> [Dataset rows describing interfaces]:
%%

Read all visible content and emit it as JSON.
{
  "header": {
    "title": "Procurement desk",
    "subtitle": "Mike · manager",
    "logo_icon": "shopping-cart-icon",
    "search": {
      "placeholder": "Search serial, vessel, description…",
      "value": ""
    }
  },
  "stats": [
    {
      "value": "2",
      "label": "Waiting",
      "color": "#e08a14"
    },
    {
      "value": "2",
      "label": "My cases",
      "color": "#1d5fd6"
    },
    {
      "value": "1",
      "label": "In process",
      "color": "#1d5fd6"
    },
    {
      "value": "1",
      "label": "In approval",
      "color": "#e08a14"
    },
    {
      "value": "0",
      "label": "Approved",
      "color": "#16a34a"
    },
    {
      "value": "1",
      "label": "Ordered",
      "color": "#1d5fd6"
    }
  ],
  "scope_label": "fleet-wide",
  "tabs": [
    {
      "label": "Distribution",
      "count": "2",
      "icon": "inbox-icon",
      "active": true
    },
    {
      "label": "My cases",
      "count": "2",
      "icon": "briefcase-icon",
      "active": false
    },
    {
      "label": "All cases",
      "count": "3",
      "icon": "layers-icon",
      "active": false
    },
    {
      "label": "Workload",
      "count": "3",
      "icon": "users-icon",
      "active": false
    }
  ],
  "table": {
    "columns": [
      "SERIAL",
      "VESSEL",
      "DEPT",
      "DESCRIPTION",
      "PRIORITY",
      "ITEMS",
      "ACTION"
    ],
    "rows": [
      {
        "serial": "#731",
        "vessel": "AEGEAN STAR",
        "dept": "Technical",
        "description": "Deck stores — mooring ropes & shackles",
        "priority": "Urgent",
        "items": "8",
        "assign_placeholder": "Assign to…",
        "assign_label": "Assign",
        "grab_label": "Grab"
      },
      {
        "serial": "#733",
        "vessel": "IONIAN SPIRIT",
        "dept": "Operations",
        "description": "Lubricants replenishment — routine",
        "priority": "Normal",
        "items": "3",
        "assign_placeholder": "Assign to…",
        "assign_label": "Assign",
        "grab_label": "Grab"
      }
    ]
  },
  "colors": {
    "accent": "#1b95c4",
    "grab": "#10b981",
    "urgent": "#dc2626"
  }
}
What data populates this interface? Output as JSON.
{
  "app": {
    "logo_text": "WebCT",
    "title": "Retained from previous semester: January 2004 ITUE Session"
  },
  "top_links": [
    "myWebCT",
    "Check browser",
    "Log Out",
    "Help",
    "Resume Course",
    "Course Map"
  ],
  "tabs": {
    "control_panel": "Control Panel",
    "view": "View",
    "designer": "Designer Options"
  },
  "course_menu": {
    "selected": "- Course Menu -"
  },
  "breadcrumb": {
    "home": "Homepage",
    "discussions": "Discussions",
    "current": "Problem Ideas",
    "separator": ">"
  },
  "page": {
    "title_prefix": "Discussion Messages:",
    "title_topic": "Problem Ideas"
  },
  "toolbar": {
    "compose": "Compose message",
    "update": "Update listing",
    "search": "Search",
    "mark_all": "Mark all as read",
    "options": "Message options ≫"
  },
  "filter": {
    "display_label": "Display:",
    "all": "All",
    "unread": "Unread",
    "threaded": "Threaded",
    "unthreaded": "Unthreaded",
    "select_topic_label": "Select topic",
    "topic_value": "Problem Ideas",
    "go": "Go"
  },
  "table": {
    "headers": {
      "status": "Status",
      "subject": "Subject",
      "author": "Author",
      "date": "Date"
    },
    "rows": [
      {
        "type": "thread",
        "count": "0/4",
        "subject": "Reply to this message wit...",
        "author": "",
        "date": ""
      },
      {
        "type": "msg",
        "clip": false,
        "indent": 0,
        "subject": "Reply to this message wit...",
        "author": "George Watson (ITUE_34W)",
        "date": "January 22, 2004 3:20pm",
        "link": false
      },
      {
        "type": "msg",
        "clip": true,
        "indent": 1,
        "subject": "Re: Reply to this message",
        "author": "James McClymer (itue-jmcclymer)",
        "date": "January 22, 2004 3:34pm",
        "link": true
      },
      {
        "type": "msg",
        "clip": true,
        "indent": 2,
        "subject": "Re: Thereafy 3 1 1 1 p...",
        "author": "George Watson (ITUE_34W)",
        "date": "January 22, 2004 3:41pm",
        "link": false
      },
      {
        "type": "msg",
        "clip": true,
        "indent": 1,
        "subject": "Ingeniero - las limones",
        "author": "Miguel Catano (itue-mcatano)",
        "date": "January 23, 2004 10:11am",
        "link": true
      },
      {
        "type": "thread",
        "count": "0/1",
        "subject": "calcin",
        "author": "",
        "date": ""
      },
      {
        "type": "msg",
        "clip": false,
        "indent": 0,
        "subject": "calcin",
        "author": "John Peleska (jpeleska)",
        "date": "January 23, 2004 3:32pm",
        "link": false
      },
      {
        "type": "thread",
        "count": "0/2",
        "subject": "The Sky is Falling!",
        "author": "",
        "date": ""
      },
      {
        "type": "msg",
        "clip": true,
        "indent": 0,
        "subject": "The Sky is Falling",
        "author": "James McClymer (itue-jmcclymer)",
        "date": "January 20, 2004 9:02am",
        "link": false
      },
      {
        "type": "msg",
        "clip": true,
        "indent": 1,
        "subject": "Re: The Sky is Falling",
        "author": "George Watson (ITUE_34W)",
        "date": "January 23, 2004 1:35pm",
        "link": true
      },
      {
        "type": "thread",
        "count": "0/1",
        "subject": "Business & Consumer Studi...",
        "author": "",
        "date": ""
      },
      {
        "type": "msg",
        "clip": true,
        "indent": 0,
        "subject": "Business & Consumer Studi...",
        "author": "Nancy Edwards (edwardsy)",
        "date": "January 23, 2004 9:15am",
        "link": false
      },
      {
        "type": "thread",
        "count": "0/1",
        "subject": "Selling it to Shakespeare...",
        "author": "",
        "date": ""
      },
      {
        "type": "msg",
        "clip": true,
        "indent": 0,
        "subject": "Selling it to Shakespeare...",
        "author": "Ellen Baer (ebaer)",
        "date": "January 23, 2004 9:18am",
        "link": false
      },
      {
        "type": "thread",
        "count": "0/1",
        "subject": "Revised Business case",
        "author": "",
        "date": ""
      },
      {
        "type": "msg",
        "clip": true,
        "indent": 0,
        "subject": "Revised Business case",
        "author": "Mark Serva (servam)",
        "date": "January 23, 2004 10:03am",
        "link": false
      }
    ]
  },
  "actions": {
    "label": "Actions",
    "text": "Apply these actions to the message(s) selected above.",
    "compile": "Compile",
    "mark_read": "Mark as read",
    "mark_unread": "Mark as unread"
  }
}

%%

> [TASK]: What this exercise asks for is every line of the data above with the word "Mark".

> [TASK OUTPUT]:
    "mark_all": "Mark all as read",
        "author": "Mark Serva (servam)",
    "mark_read": "Mark as read",
    "mark_unread": "Mark as unread"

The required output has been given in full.